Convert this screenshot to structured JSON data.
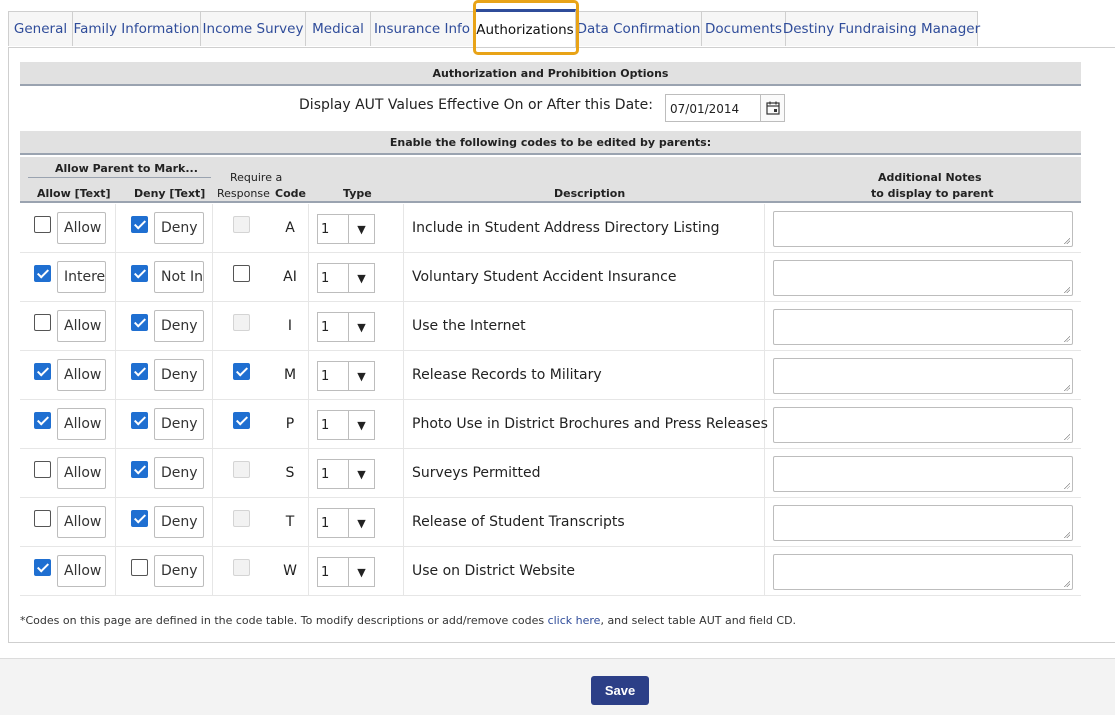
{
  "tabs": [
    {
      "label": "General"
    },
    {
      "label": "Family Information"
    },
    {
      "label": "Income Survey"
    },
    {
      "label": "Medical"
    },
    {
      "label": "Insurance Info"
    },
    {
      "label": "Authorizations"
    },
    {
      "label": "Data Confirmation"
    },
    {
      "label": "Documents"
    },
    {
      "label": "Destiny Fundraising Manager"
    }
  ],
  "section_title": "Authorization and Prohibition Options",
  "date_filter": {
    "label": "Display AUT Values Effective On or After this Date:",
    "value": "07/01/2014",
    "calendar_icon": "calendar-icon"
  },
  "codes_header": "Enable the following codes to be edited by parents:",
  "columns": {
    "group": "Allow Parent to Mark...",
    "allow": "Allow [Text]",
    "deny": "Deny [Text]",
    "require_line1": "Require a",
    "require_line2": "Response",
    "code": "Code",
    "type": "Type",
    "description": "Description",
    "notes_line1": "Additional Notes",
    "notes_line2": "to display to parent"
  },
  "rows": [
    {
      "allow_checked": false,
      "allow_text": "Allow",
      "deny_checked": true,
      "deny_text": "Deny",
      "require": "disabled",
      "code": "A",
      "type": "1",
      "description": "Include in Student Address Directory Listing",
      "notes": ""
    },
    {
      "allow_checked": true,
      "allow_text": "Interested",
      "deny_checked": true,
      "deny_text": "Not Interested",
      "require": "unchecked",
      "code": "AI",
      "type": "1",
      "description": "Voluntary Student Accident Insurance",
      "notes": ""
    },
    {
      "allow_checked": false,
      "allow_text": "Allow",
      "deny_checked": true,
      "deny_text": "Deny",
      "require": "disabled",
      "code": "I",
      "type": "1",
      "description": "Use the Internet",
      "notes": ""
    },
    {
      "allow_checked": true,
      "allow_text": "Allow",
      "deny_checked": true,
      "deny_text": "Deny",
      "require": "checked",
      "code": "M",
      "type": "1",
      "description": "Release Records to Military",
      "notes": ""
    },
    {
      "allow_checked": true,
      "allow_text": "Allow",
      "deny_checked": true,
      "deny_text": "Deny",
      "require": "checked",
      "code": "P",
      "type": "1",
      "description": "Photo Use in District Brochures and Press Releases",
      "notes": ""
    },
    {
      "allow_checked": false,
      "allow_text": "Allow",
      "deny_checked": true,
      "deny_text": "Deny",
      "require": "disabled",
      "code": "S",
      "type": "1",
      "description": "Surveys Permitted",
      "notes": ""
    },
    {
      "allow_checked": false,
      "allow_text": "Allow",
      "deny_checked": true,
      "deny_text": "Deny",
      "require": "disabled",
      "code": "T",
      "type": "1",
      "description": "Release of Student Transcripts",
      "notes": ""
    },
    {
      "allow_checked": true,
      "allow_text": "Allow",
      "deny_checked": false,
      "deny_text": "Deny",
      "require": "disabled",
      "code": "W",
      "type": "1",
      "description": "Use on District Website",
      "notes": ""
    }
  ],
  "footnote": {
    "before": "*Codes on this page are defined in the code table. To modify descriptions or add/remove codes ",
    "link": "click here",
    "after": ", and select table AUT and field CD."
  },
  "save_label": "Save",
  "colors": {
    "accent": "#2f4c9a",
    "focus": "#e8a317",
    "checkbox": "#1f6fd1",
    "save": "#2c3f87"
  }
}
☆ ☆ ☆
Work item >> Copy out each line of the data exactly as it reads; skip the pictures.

Expected answer >>
Convert this screenshot to structured JSON data.
{
  "tabs": [
    {
      "label": "General"
    },
    {
      "label": "Family Information"
    },
    {
      "label": "Income Survey"
    },
    {
      "label": "Medical"
    },
    {
      "label": "Insurance Info"
    },
    {
      "label": "Authorizations"
    },
    {
      "label": "Data Confirmation"
    },
    {
      "label": "Documents"
    },
    {
      "label": "Destiny Fundraising Manager"
    }
  ],
  "section_title": "Authorization and Prohibition Options",
  "date_filter": {
    "label": "Display AUT Values Effective On or After this Date:",
    "value": "07/01/2014",
    "calendar_icon": "calendar-icon"
  },
  "codes_header": "Enable the following codes to be edited by parents:",
  "columns": {
    "group": "Allow Parent to Mark...",
    "allow": "Allow [Text]",
    "deny": "Deny [Text]",
    "require_line1": "Require a",
    "require_line2": "Response",
    "code": "Code",
    "type": "Type",
    "description": "Description",
    "notes_line1": "Additional Notes",
    "notes_line2": "to display to parent"
  },
  "rows": [
    {
      "allow_checked": false,
      "allow_text": "Allow",
      "deny_checked": true,
      "deny_text": "Deny",
      "require": "disabled",
      "code": "A",
      "type": "1",
      "description": "Include in Student Address Directory Listing",
      "notes": ""
    },
    {
      "allow_checked": true,
      "allow_text": "Interested",
      "deny_checked": true,
      "deny_text": "Not Interested",
      "require": "unchecked",
      "code": "AI",
      "type": "1",
      "description": "Voluntary Student Accident Insurance",
      "notes": ""
    },
    {
      "allow_checked": false,
      "allow_text": "Allow",
      "deny_checked": true,
      "deny_text": "Deny",
      "require": "disabled",
      "code": "I",
      "type": "1",
      "description": "Use the Internet",
      "notes": ""
    },
    {
      "allow_checked": true,
      "allow_text": "Allow",
      "deny_checked": true,
      "deny_text": "Deny",
      "require": "checked",
      "code": "M",
      "type": "1",
      "description": "Release Records to Military",
      "notes": ""
    },
    {
      "allow_checked": true,
      "allow_text": "Allow",
      "deny_checked": true,
      "deny_text": "Deny",
      "require": "checked",
      "code": "P",
      "type": "1",
      "description": "Photo Use in District Brochures and Press Releases",
      "notes": ""
    },
    {
      "allow_checked": false,
      "allow_text": "Allow",
      "deny_checked": true,
      "deny_text": "Deny",
      "require": "disabled",
      "code": "S",
      "type": "1",
      "description": "Surveys Permitted",
      "notes": ""
    },
    {
      "allow_checked": false,
      "allow_text": "Allow",
      "deny_checked": true,
      "deny_text": "Deny",
      "require": "disabled",
      "code": "T",
      "type": "1",
      "description": "Release of Student Transcripts",
      "notes": ""
    },
    {
      "allow_checked": true,
      "allow_text": "Allow",
      "deny_checked": false,
      "deny_text": "Deny",
      "require": "disabled",
      "code": "W",
      "type": "1",
      "description": "Use on District Website",
      "notes": ""
    }
  ],
  "footnote": {
    "before": "*Codes on this page are defined in the code table. To modify descriptions or add/remove codes ",
    "link": "click here",
    "after": ", and select table AUT and field CD."
  },
  "save_label": "Save",
  "colors": {
    "accent": "#2f4c9a",
    "focus": "#e8a317",
    "checkbox": "#1f6fd1",
    "save": "#2c3f87"
  }
}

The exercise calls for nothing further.